Stage+2+Physics+Unit+2

# Stage+2+Physics+Unit+2 - 1 Stage II Physics Electricity and...

This preview shows pages 1–4. Sign up to view the full content.

1 Stage II Physics Electricity and Magnetism

This preview has intentionally blurred sections. Sign up to view the full version.

View Full Document
2 Section 2: Electricity and Magnetism Topic 1: Electric Fields The two fundamental postulates of electrostatics are introduced: Coulomb’s law, and the principle of superposition. Several important electric field distributions are discussed. The electric field at a point in space is defined and used, with Coulomb’s law, to derive an expression for the electric field at a distance from a point charge.

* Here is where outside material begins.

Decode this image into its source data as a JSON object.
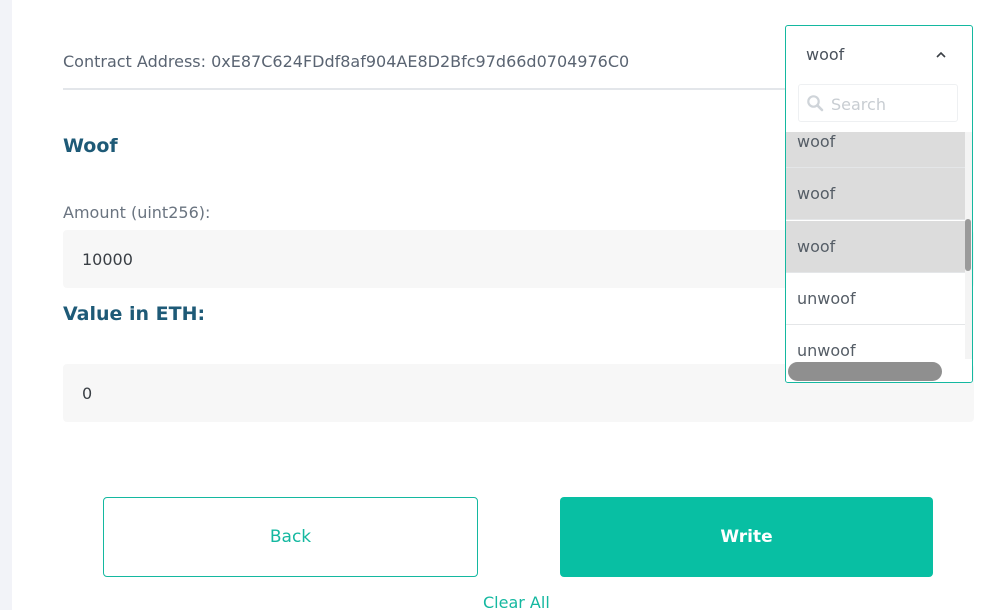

In this topic the charges are assumed to be in a vacuum (or, for practical purposes, air). The principle of superposition is used to explain the fact that a near-uniform electric field can be produced by two charged parallel conducting plates. The absence of an electric field in hollow conductors is discussed. The presence of strong electric fields in the vicinity of sharp points on charged conductors is identified and applied to corona discharges in relation to photocopiers and laser printers. Key Ideas Students should know and understand the following: Intended Student Learning Students should be able to do the following: Coulomb’s Law Any two stationary point charges experience mutual forces along the line joining them. These forces are attractive if the charges are unlike and repulsive if they are alike. The magnitude of these forces is directly proportional to the product of the two charges and inversely proportional to the square of the distance between them. Solve problems involving the use of 1 2 2 0 1 4 q q F r  where F is the magnitude of the electric forces, 1 q and 2 q are the charges, r is the distance between them, and 0 1 4  is the proportionality constant. Using proportionality, discuss changes in the magnitude of the force on each of the charges as a result of a change in one or both of the charges and/or a change in the distance between them. Explain that the electric forces are consistent with Newton’s third law. Principle of Superposition When more than two point charges are present, the force on any one of them is equal to the vector sum of the forces due to each of the other point charges. Using vector addition, calculate the magnitude and direction of the force on a point charge due to two other point charges. Electric Field
3 Key Ideas Students should know and understand the following: Intended Student Learning Students should be able to do the following: Electric charges establish an electric field E r in the surrounding space. The electric field at any point produces a force on an electric charge placed at that point. The electric field at a point is defined as the electric force F r per unit charge on a small positive test charge q placed at that point, provided that all charges remain undisturbed: E F q r r .

This preview has intentionally blurred sections. Sign up to view the full version.

View Full Document
This is the end of the preview. Sign up to access the rest of the document.

{[ snackBarMessage ]}

### What students are saying

• As a current student on this bumpy collegiate pathway, I stumbled upon Course Hero, where I can find study resources for nearly all my courses, get online help from tutors 24/7, and even share my old projects, papers, and lecture notes with other students.

Kiran Temple University Fox School of Business ‘17, Course Hero Intern

• I cannot even describe how much Course Hero helped me this summer. It’s truly become something I can always rely on and help me. In the end, I was not only able to survive summer classes, but I was able to thrive thanks to Course Hero.

Dana University of Pennsylvania ‘17, Course Hero Intern

• The ability to access any university’s resources through Course Hero proved invaluable in my case. I was behind on Tulane coursework and actually used UCLA’s materials to help me move forward and get everything together on time.

Jill Tulane University ‘16, Course Hero Intern